The primary suspicion was the presence of a testicular tumour, prompting the initiation of the investigation with an ultrasound (US)  using a high-frequency transducer. In this US, a well-defined paratesticular mass was identified as dependent on the tunica albuginea. This mass appeared hypoechoic with heterogeneous characteristics, measuring 34 x 15 x 17 mm, and exhibited hypervascularity on colour Doppler US (CDUS). Additionally, there were at least 10 adjacent nodules that also depended on the tunica albuginea of the testicle, displaying vascularity. The left testicle was of normal morphology and echogenicity.

It was suspected to be a malignant lesion like a mesothelioma or a sarcomatous lesion due to his location and hypervascularity, so the patient was referred directly for a radical orchiectomy. The final biopsy confirmed the presence of a tumour derived from the tunica albuginea composed of spindle-shaped mesenchymal cells, consistent with an adenomatoid tumour.


Adenomatoid tumours are benign tumours of mesothelial origin, accounting for approximately 30% of paratesticular tumours. They are mostly located in the epididymis, but a smaller number may be found in the tunica albuginea and less frequently in other structures, such as the spermatic cords [1–3]. These tumours tend to occur in men aged 30 to 50 years and often present as palpable, asymptomatic scrotal masses with slow growth and benign nature [4]. On physical examination, they appear as painless, firm lesions with smooth borders, generally measuring 1 to 2 cm, rarely exceeding 5 cm [5].

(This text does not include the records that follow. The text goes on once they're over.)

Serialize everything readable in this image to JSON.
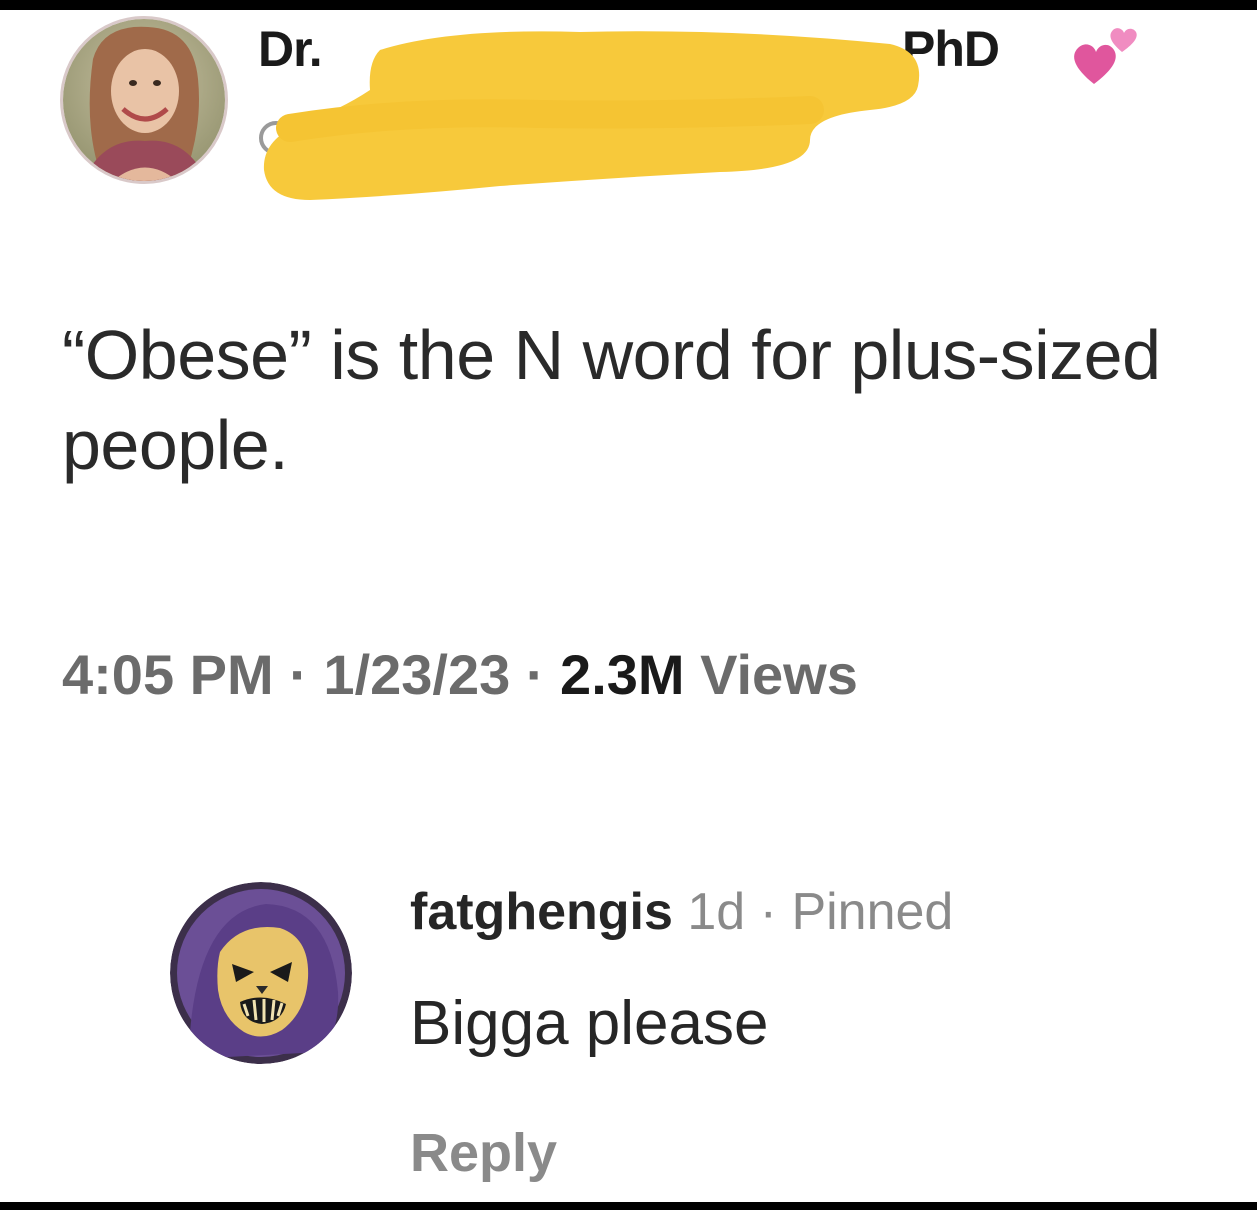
{
  "tweet": {
    "author": {
      "name_prefix": "Dr.",
      "name_suffix": "PhD",
      "avatar_icon": "profile-photo-woman",
      "badge_icon": "two-hearts-emoji",
      "redaction_color": "#f7c93b"
    },
    "text": "“Obese” is the N word for plus-sized people.",
    "meta": {
      "time": "4:05 PM",
      "separator": "·",
      "date": "1/23/23",
      "views_count": "2.3M",
      "views_label": "Views"
    }
  },
  "comment": {
    "avatar_icon": "skeletor-avatar",
    "username": "fatghengis",
    "time": "1d",
    "separator": "·",
    "pinned_label": "Pinned",
    "text": "Bigga please",
    "reply_label": "Reply"
  },
  "colors": {
    "background": "#ffffff",
    "frame": "#000000",
    "text_primary": "#1a1a1a",
    "text_secondary": "#6b6b6b",
    "redaction": "#f7c93b"
  }
}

Ultrasound is the imaging modality of choice for the initial evaluation of testicular and scrotal diseases [6]. An adenomatoid tumour often appears as an oval, homogeneous paratesticular mass, of variable echogenicity, either hypoechoic, isoechoic, or hyperechoic compared to the adjacent testicular parenchyma, with poor vascularity on CDUS. Adenomatoid tumour characteristics in the US are sometimes not specific, making differentiation from other possible lesions like fibrous pseudotumour or malignant neoplasm challenging [7–9]. In those cases, magnetic resonance imaging (MRI) of the scrotum can be complementary, depicting an adenomatoid tumour as hypointense on T2-weighted sequences and exhibiting similar enhancement after gadolinium intravenous administration in comparison to the testicular parenchyma [9]. MRI can be used to clarify the tumour location and the characteristics of the tissue to differentiate it from a benign or malignant lesion, achieving a better histologic characterisation [10]; even with a diagnosis of a malignant lesion, it can help to assess the aggressivity and the search of distant metastatic lesions.

The presented case is the first in the literature to describe a multifocal adenomatoid tumour from the tunica albuginea with multiple nodules and hypervascularity mimicking other malignant lesions such as mesothelioma.

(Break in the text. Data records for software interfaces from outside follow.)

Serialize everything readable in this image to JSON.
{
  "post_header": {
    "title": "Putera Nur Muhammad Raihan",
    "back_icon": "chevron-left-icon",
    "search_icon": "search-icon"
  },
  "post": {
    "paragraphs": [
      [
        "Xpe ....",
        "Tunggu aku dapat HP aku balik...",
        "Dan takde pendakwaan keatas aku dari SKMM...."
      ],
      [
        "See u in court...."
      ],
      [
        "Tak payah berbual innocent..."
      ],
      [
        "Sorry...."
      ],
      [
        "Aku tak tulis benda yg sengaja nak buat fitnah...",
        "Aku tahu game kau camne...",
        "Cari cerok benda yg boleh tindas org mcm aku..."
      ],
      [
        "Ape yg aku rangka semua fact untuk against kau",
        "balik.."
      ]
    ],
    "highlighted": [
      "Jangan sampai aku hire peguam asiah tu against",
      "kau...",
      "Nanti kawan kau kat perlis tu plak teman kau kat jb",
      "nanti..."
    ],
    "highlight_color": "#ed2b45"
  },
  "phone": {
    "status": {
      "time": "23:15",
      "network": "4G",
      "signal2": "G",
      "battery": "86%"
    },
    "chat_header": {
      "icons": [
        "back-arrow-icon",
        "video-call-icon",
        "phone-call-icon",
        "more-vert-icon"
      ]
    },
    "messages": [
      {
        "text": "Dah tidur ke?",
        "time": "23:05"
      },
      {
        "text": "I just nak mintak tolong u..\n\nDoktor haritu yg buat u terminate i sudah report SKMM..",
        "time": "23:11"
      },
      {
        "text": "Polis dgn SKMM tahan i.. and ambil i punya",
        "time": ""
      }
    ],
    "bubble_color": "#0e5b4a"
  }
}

The resemblance of malignant neoplasms to some adenomatoid tumours makes it challenging to decide between radical or partial orchiectomy. Ultrasound is the primary tool for characterisation, and understanding the various presentations is crucial to avoid unnecessary radical orchiectomies [11].

In conclusion, adenomatoid tumours are benign paratesticular tumours that can manifest in a variety of ways. The presented clinical case is the first in the literature to describe a multifocal adenomatoid tumour in the tunica albuginea. This uniqueness underscores the importance of surveillance and recognition of uncommon variants, as understanding the diversity in the presentation of these tumours could be crucial for clinical planning and decision-making.

All patient data have been completely anonymised throughout the entire manuscript and related files.

Differential Diagnosis List
Paratesticular mesothelioma
Fibrous pseudotumour
Paratesticular rhabdomyosarcoma
Multifocal adenomatoid tumour of the tunica albuginea
Paratesticular leiomyosarcoma
Final Diagnosis
Multifocal adenomatoid tumour of the tunica albuginea
Case information
DOI: 10.35100/eurorad/case.18511
ISSN: 1563-4086